THE DATA Start Marker

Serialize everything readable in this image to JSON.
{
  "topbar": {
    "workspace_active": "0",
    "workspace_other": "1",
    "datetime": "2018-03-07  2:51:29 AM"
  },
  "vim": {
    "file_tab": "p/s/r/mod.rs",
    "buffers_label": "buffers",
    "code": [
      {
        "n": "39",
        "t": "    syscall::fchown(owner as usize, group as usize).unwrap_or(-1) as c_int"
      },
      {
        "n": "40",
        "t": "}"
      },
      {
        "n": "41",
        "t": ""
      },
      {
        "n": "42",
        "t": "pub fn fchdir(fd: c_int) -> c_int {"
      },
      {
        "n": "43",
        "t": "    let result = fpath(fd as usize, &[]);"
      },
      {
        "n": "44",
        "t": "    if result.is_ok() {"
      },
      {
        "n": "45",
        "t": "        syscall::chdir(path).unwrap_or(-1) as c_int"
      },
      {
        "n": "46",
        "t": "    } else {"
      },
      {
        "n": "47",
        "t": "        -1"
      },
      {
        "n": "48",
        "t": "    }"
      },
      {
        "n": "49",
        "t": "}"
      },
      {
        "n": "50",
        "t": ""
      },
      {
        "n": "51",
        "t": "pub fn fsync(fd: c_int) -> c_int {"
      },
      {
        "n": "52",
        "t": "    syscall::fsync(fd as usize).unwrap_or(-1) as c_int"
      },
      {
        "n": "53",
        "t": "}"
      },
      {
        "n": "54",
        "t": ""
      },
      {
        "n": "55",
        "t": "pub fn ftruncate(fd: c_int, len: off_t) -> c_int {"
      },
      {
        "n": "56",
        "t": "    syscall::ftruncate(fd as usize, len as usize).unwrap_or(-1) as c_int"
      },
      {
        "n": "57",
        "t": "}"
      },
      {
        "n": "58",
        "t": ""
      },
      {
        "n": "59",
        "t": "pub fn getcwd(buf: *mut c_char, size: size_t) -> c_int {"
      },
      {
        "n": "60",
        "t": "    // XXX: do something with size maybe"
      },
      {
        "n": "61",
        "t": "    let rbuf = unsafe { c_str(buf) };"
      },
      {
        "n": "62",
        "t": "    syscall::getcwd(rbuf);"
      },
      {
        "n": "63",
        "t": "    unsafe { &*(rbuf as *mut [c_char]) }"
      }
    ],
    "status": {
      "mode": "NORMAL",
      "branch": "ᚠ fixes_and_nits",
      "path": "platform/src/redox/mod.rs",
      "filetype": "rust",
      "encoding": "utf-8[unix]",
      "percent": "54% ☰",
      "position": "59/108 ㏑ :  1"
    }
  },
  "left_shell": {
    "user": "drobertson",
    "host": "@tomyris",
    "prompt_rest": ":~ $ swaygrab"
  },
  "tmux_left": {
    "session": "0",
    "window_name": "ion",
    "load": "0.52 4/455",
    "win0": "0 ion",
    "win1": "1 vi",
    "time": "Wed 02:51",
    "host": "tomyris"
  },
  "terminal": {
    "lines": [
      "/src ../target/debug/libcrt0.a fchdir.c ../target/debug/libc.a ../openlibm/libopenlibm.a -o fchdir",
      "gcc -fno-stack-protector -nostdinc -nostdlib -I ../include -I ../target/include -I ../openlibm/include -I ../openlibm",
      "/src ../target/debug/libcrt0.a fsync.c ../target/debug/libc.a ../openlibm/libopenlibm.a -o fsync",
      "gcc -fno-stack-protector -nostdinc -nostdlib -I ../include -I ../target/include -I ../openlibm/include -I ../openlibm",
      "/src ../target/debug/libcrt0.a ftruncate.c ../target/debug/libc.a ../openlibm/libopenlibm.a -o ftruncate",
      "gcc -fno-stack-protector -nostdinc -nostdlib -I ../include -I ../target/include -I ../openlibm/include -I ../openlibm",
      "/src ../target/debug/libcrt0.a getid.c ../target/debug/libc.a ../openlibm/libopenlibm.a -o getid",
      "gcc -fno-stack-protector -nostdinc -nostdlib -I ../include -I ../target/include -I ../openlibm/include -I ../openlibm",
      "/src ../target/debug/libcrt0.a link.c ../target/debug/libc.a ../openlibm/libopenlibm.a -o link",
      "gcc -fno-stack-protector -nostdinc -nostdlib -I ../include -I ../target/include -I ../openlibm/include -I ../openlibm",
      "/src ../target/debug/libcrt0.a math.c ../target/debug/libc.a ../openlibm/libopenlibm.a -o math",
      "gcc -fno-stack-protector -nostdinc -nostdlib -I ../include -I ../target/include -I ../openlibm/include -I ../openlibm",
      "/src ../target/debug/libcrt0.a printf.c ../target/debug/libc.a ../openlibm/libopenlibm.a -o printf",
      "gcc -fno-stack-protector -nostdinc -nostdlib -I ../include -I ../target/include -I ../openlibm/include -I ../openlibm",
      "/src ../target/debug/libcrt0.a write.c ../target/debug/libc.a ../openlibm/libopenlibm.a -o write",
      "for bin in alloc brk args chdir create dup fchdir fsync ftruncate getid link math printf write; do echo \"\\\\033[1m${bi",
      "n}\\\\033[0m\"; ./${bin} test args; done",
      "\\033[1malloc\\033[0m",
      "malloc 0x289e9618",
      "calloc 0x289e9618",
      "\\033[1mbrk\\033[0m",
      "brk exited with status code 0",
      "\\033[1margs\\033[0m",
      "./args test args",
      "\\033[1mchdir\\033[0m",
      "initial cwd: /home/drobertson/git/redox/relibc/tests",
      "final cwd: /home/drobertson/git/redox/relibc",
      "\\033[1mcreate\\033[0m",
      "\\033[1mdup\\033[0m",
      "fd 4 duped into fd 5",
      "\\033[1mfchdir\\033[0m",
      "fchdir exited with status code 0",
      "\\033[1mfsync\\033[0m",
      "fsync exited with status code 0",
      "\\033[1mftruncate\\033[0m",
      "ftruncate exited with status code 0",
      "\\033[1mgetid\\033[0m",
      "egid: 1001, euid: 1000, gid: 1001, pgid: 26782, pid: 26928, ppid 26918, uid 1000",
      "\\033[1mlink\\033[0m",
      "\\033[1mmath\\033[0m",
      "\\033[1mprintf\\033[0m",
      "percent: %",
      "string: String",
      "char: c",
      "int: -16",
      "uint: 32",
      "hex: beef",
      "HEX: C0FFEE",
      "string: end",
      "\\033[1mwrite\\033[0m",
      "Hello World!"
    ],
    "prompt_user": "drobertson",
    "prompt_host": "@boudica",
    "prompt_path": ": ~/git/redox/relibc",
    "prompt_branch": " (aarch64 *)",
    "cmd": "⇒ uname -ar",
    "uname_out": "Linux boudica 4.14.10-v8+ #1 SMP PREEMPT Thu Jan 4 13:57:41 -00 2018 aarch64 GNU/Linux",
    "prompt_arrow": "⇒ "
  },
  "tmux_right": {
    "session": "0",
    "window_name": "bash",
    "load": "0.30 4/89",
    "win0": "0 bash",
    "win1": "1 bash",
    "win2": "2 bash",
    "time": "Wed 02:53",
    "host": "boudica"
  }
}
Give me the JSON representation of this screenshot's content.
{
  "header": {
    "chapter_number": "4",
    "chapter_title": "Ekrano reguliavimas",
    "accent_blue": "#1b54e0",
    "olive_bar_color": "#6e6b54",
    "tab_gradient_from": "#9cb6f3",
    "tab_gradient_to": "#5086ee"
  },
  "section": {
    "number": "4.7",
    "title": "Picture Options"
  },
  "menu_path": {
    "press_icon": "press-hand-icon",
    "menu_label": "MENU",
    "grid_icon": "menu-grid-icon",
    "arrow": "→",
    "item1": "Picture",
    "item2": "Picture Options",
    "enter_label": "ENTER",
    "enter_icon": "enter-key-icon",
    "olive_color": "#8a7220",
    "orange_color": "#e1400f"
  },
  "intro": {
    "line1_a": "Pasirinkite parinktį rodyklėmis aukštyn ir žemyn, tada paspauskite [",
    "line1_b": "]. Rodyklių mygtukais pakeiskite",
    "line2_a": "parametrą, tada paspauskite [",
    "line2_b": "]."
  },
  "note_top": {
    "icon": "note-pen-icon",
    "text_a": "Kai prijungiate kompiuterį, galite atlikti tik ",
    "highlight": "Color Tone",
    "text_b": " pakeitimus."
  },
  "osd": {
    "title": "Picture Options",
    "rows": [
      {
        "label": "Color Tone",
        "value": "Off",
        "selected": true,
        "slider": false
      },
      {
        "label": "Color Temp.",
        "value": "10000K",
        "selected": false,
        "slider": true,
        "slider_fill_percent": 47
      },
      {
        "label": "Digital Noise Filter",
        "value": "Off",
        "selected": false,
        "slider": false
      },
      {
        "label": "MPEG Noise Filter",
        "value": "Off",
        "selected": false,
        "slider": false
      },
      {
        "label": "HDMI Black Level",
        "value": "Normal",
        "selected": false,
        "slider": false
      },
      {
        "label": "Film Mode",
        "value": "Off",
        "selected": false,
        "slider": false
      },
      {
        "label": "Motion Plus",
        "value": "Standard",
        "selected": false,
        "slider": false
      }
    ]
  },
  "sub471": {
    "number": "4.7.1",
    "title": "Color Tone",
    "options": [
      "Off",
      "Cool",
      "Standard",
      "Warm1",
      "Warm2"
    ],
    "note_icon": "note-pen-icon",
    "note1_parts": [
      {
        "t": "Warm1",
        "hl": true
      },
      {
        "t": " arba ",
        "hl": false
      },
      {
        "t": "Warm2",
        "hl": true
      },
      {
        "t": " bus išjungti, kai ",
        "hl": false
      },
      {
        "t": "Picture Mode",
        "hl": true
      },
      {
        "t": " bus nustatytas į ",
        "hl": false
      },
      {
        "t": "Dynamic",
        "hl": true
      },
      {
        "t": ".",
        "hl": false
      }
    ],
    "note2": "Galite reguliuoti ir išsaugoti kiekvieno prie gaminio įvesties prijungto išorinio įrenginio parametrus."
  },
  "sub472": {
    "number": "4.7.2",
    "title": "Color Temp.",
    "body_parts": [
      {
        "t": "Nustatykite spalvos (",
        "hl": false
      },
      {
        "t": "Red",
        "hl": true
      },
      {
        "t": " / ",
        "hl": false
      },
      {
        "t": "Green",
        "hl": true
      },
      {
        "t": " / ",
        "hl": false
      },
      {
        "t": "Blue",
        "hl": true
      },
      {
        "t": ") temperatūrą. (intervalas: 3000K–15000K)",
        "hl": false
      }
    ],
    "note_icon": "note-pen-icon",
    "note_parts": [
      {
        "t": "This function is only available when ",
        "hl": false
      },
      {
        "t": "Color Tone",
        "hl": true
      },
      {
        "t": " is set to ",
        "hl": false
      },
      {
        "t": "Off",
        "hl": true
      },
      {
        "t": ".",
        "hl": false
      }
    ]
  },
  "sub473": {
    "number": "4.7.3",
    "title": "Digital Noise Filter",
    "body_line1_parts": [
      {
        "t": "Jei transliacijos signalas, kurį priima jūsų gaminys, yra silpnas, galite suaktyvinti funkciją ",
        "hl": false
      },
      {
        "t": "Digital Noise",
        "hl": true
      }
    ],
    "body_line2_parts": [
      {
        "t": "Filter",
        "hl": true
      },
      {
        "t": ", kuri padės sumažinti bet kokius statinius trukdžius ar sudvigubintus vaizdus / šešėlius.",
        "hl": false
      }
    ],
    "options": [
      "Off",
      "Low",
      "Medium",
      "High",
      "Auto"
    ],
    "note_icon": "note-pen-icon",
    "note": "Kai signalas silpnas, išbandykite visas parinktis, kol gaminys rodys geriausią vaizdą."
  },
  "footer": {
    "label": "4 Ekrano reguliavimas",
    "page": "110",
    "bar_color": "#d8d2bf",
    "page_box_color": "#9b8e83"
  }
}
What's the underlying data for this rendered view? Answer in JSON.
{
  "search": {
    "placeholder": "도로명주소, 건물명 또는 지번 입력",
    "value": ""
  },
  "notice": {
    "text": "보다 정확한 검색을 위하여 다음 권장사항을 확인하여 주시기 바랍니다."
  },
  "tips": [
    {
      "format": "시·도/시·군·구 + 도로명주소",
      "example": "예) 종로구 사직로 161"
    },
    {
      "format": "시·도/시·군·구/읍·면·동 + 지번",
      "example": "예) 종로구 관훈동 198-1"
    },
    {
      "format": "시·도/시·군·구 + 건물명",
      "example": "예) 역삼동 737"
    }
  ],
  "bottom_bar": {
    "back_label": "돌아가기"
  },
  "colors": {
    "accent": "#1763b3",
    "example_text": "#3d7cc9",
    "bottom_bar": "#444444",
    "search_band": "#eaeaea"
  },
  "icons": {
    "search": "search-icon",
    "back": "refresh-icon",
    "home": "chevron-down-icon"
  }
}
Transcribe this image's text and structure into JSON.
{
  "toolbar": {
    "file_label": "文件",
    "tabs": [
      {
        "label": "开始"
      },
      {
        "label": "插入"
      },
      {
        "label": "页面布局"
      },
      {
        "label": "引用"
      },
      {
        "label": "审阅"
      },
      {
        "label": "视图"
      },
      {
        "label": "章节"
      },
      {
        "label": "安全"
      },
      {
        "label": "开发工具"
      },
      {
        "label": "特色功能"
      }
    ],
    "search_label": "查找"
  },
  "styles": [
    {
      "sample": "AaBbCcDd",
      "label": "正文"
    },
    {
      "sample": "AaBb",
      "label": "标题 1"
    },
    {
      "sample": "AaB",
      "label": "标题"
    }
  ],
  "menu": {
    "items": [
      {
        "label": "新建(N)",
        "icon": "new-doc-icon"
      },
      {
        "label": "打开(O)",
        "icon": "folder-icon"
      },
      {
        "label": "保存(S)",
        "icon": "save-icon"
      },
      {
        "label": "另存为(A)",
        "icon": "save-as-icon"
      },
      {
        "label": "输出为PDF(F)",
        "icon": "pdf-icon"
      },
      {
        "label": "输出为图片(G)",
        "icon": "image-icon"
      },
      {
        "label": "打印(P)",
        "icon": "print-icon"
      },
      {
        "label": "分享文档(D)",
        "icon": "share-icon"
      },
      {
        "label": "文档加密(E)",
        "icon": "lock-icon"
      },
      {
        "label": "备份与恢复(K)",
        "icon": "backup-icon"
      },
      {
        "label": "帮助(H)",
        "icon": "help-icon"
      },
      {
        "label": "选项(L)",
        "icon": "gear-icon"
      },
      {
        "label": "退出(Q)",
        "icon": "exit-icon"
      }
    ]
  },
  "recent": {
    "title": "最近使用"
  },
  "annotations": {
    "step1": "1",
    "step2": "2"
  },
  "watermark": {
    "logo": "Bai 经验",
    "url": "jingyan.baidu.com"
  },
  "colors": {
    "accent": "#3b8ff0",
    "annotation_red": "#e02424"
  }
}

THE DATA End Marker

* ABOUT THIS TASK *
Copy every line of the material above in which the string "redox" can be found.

* ANSWER TO THIS PROBLEM *
      "path": "platform/src/redox/mod.rs",
      "initial cwd: /home/drobertson/git/redox/relibc/tests",
      "final cwd: /home/drobertson/git/redox/relibc",
    "prompt_path": ": ~/git/redox/relibc",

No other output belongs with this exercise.